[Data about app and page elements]
◆ ◆ ◆ ◆ ◆ ◆ ◆

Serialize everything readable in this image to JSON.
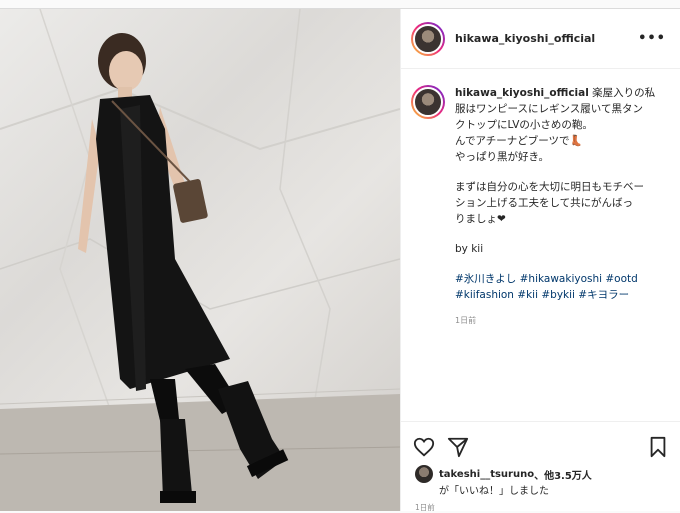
{
  "post": {
    "username": "hikawa_kiyoshi_official",
    "more_icon": "•••",
    "caption": {
      "username": "hikawa_kiyoshi_official",
      "lines": [
        " 楽屋入りの私",
        "服はワンピースにレギンス履いて黒タン",
        "クトップにLVの小さめの鞄。",
        "んでアチーナどブーツで👢",
        "やっぱり黒が好き。"
      ],
      "para2": [
        "まずは自分の心を大切に明日もモチベー",
        "ション上げる工夫をして共にがんばっ",
        "りましょ❤"
      ],
      "by": "by kii",
      "hashtags_line1": "#氷川きよし #hikawakiyoshi #ootd",
      "hashtags_line2": "#kiifashion #kii #bykii #キヨラー",
      "age": "1日前"
    },
    "likes": {
      "liker": "takeshi__tsuruno",
      "rest": "、他3.5万人",
      "line2": "が「いいね！」しました"
    },
    "date": "1日前"
  },
  "icons": {
    "like": "heart-icon",
    "share": "paper-plane-icon",
    "save": "bookmark-icon",
    "more": "more-options-icon"
  }
}
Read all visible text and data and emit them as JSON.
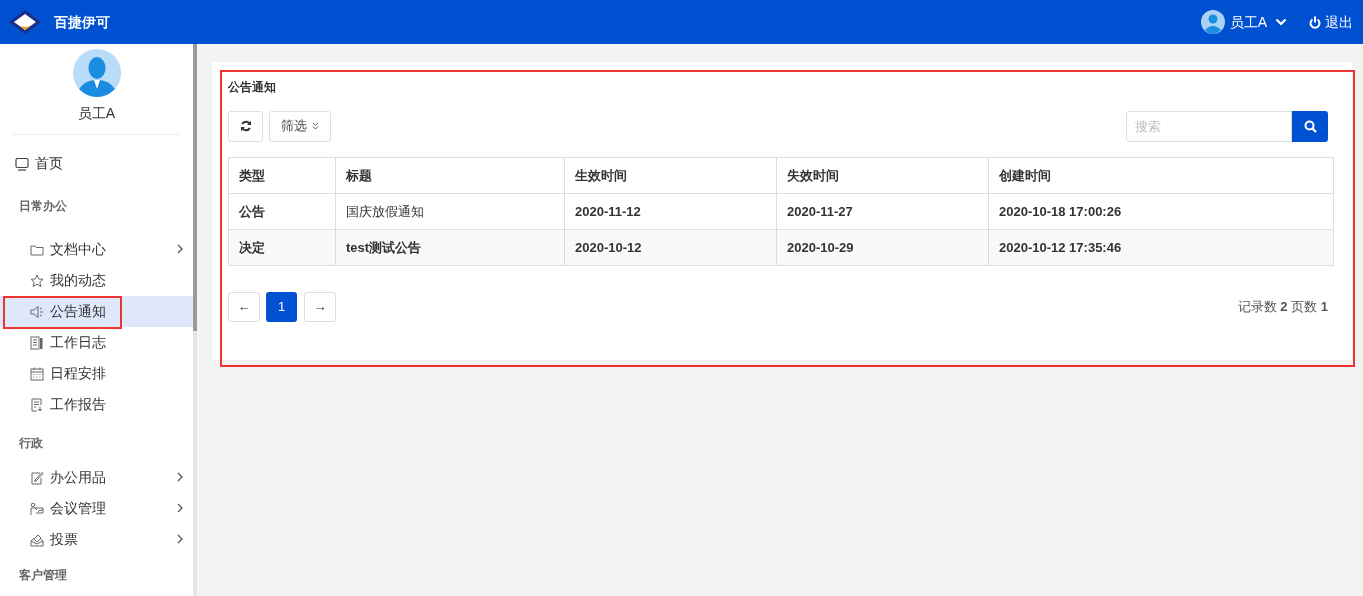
{
  "header": {
    "app_name": "百捷伊可",
    "user": "员工A",
    "logout": "退出"
  },
  "sidebar": {
    "user_name": "员工A",
    "items": [
      {
        "kind": "link",
        "label": "首页",
        "selected": false
      },
      {
        "kind": "section",
        "label": "日常办公"
      },
      {
        "kind": "item",
        "label": "文档中心",
        "selected": false,
        "has_children": true
      },
      {
        "kind": "item",
        "label": "我的动态",
        "selected": false,
        "has_children": false
      },
      {
        "kind": "item",
        "label": "公告通知",
        "selected": true,
        "has_children": false
      },
      {
        "kind": "item",
        "label": "工作日志",
        "selected": false,
        "has_children": false
      },
      {
        "kind": "item",
        "label": "日程安排",
        "selected": false,
        "has_children": false
      },
      {
        "kind": "item",
        "label": "工作报告",
        "selected": false,
        "has_children": false
      },
      {
        "kind": "section",
        "label": "行政"
      },
      {
        "kind": "item",
        "label": "办公用品",
        "selected": false,
        "has_children": true
      },
      {
        "kind": "item",
        "label": "会议管理",
        "selected": false,
        "has_children": true
      },
      {
        "kind": "item",
        "label": "投票",
        "selected": false,
        "has_children": true
      },
      {
        "kind": "section",
        "label": "客户管理"
      }
    ]
  },
  "panel": {
    "title": "公告通知",
    "filter_button": "筛选",
    "search": {
      "placeholder": "搜索"
    },
    "table": {
      "columns": [
        "类型",
        "标题",
        "生效时间",
        "失效时间",
        "创建时间"
      ],
      "rows": [
        [
          {
            "text": "公告",
            "bold": true
          },
          {
            "text": "国庆放假通知",
            "bold": false
          },
          {
            "text": "2020-11-12",
            "bold": true
          },
          {
            "text": "2020-11-27",
            "bold": true
          },
          {
            "text": "2020-10-18 17:00:26",
            "bold": true
          }
        ],
        [
          {
            "text": "决定",
            "bold": true
          },
          {
            "text": "test测试公告",
            "bold": true
          },
          {
            "text": "2020-10-12",
            "bold": true
          },
          {
            "text": "2020-10-29",
            "bold": true
          },
          {
            "text": "2020-10-12 17:35:46",
            "bold": true
          }
        ]
      ]
    },
    "pagination": {
      "prev": "←",
      "pages": [
        {
          "label": "1",
          "selected": true
        }
      ],
      "next": "→"
    },
    "summary": "记录数 **2** 页数 **1**"
  }
}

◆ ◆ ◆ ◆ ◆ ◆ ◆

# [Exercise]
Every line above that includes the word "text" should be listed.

# [Answer]
Read all visible text and data and emit them as JSON.
            "text": "公告",
            "text": "国庆放假通知",
            "text": "2020-11-12",
            "text": "2020-11-27",
            "text": "2020-10-18 17:00:26",
            "text": "决定",
            "text": "test测试公告",
            "text": "2020-10-12",
            "text": "2020-10-29",
            "text": "2020-10-12 17:35:46",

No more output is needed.